** Input material follows **

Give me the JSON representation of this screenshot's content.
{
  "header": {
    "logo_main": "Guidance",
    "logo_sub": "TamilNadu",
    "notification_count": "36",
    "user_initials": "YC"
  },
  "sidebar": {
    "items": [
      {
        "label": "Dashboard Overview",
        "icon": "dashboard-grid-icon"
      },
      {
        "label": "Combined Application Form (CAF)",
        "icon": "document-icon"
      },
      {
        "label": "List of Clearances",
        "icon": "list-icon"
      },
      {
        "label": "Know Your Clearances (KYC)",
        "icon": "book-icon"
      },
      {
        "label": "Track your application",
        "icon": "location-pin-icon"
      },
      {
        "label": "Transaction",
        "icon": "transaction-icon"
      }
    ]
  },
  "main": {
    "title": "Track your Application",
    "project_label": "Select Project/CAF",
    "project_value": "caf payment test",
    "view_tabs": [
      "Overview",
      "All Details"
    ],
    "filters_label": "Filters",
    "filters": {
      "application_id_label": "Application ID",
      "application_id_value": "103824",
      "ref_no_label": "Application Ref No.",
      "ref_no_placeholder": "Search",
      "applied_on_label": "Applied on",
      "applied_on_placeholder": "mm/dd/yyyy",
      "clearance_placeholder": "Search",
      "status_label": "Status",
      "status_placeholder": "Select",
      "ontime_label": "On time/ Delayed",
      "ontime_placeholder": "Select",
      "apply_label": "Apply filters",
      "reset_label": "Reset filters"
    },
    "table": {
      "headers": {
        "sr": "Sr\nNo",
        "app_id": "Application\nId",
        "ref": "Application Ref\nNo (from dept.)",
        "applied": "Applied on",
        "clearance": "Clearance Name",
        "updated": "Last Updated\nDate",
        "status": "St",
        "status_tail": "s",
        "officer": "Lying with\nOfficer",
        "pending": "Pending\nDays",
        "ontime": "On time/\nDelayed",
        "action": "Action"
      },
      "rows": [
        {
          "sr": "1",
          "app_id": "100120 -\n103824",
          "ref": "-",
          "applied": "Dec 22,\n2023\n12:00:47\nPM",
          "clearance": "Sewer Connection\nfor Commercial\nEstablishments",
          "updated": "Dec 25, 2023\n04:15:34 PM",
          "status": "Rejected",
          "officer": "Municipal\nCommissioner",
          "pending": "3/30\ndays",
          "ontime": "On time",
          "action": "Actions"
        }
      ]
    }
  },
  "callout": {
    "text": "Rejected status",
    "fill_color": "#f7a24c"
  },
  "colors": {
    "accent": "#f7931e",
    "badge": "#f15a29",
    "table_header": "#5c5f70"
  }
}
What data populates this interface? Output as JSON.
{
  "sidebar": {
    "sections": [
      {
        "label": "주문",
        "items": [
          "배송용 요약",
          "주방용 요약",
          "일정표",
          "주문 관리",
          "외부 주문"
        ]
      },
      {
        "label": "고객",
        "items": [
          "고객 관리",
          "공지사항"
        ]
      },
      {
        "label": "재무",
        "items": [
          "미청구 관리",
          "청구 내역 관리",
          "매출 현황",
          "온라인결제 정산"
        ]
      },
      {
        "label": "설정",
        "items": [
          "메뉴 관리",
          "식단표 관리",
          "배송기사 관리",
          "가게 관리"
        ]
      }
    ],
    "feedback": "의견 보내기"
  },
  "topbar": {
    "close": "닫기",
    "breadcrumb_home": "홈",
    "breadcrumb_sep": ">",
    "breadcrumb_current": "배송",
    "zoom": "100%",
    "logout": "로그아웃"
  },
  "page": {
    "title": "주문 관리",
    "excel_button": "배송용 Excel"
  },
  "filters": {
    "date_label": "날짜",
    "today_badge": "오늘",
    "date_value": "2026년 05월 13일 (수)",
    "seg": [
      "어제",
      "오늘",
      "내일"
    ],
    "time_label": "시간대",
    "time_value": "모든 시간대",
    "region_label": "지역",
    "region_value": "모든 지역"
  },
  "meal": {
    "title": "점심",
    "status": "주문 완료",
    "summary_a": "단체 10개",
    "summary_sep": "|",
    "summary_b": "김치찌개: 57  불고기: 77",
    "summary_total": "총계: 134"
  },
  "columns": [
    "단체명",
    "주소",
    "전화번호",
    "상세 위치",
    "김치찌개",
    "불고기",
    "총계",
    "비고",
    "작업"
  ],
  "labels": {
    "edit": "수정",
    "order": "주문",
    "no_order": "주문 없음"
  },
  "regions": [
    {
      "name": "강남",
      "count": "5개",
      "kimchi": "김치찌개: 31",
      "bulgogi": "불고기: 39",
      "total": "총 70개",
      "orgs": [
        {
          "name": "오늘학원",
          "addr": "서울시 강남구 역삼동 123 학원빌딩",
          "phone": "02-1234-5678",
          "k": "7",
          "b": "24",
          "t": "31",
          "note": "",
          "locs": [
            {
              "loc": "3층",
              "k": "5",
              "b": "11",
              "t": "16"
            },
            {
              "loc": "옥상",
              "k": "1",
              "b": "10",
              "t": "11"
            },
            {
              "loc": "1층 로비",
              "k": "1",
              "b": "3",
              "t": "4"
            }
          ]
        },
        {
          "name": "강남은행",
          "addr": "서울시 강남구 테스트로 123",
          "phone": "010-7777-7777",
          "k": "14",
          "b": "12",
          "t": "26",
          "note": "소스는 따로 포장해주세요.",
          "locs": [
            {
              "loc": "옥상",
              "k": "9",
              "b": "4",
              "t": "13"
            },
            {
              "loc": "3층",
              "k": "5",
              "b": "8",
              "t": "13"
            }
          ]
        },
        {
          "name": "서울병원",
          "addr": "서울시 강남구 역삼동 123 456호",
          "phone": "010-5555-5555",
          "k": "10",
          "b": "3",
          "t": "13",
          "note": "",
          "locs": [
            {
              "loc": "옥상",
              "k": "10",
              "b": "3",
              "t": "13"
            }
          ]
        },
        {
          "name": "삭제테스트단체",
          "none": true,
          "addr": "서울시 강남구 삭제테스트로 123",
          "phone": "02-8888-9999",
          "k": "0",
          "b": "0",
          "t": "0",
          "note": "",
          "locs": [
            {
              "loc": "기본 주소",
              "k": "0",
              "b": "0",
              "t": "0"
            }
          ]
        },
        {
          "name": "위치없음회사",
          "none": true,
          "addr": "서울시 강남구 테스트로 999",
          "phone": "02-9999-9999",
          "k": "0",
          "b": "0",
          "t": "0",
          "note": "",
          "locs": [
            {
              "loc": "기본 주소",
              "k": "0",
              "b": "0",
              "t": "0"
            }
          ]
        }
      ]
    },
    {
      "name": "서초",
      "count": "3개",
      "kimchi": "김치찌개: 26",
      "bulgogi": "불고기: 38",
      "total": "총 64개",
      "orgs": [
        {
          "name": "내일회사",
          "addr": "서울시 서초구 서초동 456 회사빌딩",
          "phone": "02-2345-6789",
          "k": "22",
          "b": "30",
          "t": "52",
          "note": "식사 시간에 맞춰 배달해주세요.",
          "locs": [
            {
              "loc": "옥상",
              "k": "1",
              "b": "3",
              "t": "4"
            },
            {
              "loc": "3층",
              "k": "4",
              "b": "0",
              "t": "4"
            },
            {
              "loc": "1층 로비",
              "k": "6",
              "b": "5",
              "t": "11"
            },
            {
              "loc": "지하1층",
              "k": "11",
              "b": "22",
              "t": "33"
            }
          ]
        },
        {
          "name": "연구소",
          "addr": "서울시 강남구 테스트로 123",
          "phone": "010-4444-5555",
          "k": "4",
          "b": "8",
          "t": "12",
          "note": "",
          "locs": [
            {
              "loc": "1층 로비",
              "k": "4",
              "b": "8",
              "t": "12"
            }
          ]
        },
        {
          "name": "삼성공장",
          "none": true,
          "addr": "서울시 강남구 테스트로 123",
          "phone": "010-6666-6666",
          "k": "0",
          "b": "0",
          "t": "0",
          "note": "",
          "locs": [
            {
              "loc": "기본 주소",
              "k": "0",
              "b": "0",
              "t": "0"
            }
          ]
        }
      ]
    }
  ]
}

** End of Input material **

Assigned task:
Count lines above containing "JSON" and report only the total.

Answer area:
2